• What you should do
State how many lines in the entries below hold the string "this", and give nothing besides that number.
---+---
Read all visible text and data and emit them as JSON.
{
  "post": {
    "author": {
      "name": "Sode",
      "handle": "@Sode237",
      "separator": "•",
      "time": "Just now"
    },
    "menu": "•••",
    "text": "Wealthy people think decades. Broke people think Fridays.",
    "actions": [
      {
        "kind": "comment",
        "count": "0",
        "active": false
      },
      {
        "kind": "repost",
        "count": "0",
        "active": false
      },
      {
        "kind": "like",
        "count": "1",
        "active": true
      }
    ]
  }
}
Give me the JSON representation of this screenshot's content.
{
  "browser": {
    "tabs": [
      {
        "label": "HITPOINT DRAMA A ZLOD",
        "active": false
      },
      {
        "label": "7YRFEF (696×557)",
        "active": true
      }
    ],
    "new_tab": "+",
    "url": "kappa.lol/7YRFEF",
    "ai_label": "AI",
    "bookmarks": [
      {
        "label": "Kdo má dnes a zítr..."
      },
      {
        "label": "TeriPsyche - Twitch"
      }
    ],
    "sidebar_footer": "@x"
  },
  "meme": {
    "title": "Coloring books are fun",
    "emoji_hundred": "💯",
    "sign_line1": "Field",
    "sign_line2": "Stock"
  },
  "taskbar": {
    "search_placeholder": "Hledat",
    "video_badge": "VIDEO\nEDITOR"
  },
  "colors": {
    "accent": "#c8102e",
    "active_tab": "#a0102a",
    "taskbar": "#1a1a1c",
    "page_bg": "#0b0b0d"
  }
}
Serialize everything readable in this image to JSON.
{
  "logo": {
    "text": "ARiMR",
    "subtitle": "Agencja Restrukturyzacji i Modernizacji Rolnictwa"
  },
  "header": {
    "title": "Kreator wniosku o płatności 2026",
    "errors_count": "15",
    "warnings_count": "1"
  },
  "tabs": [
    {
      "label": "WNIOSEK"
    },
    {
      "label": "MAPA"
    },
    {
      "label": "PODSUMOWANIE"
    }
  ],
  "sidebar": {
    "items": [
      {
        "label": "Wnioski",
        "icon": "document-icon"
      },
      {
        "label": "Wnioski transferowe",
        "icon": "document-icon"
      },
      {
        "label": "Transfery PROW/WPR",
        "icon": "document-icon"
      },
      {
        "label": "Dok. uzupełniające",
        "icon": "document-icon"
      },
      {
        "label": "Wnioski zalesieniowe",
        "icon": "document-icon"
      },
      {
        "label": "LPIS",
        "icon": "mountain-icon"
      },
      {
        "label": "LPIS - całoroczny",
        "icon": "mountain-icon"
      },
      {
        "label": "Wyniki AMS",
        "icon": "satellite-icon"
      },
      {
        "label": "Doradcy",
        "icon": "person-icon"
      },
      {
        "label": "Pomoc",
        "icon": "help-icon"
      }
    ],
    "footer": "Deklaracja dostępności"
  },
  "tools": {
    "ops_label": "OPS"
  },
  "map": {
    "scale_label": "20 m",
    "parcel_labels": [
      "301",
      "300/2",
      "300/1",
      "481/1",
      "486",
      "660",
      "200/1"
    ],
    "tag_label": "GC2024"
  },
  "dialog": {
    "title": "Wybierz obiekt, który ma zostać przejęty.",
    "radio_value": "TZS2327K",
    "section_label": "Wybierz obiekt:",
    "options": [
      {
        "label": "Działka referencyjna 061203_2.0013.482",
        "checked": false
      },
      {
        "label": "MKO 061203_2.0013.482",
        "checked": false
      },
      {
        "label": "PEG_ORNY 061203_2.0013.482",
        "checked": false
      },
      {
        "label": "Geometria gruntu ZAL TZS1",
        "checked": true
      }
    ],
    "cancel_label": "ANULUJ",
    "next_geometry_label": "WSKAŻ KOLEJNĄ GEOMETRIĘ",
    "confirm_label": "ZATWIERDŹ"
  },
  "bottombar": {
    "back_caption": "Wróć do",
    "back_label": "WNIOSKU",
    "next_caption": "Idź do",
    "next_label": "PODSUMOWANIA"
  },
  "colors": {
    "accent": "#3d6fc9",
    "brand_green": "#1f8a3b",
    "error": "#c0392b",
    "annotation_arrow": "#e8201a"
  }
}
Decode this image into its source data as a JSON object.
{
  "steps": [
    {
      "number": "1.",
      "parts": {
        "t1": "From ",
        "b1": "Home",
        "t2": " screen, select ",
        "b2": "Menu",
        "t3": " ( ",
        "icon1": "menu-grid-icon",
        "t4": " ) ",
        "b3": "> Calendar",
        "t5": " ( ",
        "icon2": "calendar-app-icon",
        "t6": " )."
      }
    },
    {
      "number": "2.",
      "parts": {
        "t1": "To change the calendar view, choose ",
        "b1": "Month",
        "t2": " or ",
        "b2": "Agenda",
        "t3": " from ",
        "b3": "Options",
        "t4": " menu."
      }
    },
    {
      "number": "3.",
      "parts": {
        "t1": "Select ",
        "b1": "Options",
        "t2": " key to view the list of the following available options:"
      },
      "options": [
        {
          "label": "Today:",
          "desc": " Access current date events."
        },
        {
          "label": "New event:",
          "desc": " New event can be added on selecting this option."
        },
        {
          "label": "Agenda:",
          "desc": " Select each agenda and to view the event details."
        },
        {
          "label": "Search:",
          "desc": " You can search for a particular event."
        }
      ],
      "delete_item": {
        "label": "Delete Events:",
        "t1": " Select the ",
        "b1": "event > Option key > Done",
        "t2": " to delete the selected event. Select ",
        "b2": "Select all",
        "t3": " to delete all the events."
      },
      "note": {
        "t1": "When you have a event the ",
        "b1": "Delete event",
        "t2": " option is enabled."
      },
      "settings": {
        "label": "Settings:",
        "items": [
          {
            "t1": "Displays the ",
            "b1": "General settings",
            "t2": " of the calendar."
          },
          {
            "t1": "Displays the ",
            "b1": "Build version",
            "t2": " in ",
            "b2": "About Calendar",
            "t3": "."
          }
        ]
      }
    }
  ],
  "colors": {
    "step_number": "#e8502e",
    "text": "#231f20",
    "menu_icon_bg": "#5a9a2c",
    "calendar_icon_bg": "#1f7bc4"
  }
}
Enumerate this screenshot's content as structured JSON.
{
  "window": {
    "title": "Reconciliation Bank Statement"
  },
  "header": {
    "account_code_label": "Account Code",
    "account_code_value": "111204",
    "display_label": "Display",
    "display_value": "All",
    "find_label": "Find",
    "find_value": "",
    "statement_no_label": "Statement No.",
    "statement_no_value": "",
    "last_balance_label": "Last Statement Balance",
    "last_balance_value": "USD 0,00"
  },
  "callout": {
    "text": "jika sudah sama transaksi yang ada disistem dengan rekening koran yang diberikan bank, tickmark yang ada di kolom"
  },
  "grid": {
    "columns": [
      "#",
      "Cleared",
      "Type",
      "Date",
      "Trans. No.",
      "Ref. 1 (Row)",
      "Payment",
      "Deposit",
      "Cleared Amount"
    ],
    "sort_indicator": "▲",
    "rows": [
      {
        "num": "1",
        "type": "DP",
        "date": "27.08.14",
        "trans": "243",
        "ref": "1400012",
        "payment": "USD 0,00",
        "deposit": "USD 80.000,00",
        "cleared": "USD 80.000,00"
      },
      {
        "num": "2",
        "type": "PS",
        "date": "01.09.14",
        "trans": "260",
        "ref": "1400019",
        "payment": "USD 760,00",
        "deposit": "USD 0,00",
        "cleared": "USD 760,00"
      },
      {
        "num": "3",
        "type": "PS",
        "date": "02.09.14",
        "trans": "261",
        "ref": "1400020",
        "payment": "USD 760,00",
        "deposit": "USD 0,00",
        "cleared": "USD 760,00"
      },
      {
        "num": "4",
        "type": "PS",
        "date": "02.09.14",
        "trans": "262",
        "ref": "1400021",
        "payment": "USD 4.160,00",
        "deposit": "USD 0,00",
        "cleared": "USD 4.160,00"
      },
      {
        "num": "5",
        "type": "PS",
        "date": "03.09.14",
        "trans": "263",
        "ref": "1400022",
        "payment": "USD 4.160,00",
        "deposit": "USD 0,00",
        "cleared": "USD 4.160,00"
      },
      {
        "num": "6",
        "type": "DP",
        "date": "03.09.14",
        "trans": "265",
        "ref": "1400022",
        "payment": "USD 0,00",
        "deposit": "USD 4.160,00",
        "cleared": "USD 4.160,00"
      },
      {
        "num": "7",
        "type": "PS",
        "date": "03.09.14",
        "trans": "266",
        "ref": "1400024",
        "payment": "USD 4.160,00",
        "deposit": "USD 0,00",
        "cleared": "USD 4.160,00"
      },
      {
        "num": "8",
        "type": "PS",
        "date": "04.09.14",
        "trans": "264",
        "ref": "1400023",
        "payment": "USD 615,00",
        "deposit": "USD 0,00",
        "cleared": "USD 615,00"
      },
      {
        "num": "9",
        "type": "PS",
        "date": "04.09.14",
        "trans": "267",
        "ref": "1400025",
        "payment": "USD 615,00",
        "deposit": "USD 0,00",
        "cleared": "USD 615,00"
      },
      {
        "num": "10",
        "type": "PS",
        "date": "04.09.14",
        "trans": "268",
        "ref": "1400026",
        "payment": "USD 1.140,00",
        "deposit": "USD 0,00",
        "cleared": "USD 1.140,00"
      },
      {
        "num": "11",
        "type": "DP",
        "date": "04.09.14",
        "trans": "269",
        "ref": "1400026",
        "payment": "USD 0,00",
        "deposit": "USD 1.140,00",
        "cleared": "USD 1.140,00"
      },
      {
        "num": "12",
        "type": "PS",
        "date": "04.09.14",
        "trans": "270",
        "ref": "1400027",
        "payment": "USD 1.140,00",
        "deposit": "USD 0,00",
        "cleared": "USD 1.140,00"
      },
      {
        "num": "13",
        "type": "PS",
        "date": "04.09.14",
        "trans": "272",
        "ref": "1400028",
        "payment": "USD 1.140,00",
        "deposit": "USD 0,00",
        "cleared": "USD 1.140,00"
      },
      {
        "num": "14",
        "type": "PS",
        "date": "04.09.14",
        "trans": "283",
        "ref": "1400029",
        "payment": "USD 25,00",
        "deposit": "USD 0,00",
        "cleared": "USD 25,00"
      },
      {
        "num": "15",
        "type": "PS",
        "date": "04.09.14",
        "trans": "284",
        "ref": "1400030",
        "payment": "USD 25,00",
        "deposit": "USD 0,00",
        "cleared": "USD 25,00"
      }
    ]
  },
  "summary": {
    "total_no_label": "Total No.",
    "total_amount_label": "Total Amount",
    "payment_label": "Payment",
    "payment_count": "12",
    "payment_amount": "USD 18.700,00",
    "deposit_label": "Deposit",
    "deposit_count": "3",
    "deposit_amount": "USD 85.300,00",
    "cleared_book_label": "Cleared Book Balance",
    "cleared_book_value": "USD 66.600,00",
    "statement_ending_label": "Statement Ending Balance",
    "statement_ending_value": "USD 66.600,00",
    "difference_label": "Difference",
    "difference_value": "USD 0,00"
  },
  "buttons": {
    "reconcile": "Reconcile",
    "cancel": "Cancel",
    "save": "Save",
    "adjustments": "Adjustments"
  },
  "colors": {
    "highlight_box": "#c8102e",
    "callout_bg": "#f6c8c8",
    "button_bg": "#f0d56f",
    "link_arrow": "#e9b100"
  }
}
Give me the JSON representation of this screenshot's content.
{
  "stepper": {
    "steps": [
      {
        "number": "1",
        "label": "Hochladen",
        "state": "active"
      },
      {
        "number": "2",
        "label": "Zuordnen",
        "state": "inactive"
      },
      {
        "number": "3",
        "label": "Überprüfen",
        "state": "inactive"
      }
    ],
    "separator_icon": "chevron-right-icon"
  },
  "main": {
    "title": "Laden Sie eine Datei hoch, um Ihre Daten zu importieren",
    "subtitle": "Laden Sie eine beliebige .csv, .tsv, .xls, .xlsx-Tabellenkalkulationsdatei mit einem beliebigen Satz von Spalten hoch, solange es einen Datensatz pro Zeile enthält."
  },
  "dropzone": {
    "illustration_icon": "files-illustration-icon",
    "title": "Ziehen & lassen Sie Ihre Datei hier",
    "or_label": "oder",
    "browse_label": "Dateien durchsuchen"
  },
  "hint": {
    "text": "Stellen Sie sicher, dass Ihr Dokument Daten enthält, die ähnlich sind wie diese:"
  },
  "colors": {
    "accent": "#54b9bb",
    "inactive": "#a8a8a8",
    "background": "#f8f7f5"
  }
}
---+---
• Response
6